February 13, 2020
Pope Francis reflected on the First Reading (1 Kgs 11:4-13), which tells of the “apostasy of Solomon” as he turns away from the Lord in his old age.
“When Solomon was old his wives had turned his heart to strange gods,” the passage says of King David’s son.
Slow slide into apostasy
Pope Francis said King Solomon began as a “good boy”, who asked the Lord for wisdom and received it. Judges, and even the Queen of Sheba in Africa, came bearing gifts because they had heard of his wisdom.
At that time, said the Pope, it was possible to have more than one wife, even though, he explained, that did not mean it was licit to be “a womanizer”.
But Solomon’s heart became weak not because he married several women, but because they came from other peoples who served other gods. He fell into “a trap” by letting his wives convince him to adore their idols, “entering into paganism”.
“His wasn’t an apostasy from one day to the next,” said Pope Francis. “It was a slow apostasy.” King Solomon did not just sin once but “slid” into sin.
“The women led his heart astray, and the Lord rebuked him: ‘You turned away your heart.’ This happens in our own lives. None of us is a criminal; none of us commits great sins as David did with the wife of Uriah. But wherein lies the danger? Letting ourselves slide slowly because it is an anesthetized fall. You don’t even realize it, but slowly you slip. Things get relativized, and faithfulness to God is lost. These women were from other peoples – they had their own gods – and how often do we forget the Lord and begin to deal with other gods: money, vanity, pride. But this is done slowly, and without the grace of God everything is lost.”
Beware of worldliness
Pope Francis then recalled Psalm 106, to underline how “mingling with the nations” and serving their idols means becoming worldly and pagan.
“For us, this slippery slide in life is directed toward worldliness. This is the grave sin: ‘Everyone is doing it. Don’t worry about it; obviously it’s not ideal, but…’ We justify ourselves with these words, at the price of losing our faithfulness to the one and only God. They are modern idols. Let us consider this sin of worldliness, of losing the authenticity of the Gospel, the authenticity of the Word of God, and the love of God who gave His life for us. There is no way to maintain a good relationship with God and with the devil.”
The love of God will save us
Concluding his homily, Pope Francis invited us to ask the Lord for the grace to stop ourselves when we notice that our heart has begun to slip away from Him.

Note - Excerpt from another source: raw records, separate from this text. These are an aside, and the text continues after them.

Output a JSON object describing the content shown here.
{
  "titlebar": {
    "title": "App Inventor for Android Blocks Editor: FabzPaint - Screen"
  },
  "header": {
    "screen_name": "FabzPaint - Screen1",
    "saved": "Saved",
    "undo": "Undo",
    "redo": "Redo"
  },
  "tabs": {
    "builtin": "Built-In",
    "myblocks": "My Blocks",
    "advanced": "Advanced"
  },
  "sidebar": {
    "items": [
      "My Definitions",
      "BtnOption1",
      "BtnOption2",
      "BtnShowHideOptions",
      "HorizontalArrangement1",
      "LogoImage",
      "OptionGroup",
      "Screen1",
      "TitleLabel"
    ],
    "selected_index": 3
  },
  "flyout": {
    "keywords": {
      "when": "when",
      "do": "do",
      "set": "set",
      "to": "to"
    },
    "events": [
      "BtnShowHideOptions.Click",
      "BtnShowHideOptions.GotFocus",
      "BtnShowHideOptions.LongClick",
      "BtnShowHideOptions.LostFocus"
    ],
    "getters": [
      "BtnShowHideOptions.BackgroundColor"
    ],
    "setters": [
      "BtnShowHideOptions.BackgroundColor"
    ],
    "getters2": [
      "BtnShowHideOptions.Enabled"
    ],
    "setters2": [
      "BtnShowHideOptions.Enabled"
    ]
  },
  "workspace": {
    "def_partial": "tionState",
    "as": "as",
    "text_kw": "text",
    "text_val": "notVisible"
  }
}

“Let us ask the Lord for the grace to understand when our heart begins to weaken and to slide so that we can stop. His grace and love will stop that slide if we ask in prayer.”
By Vatican News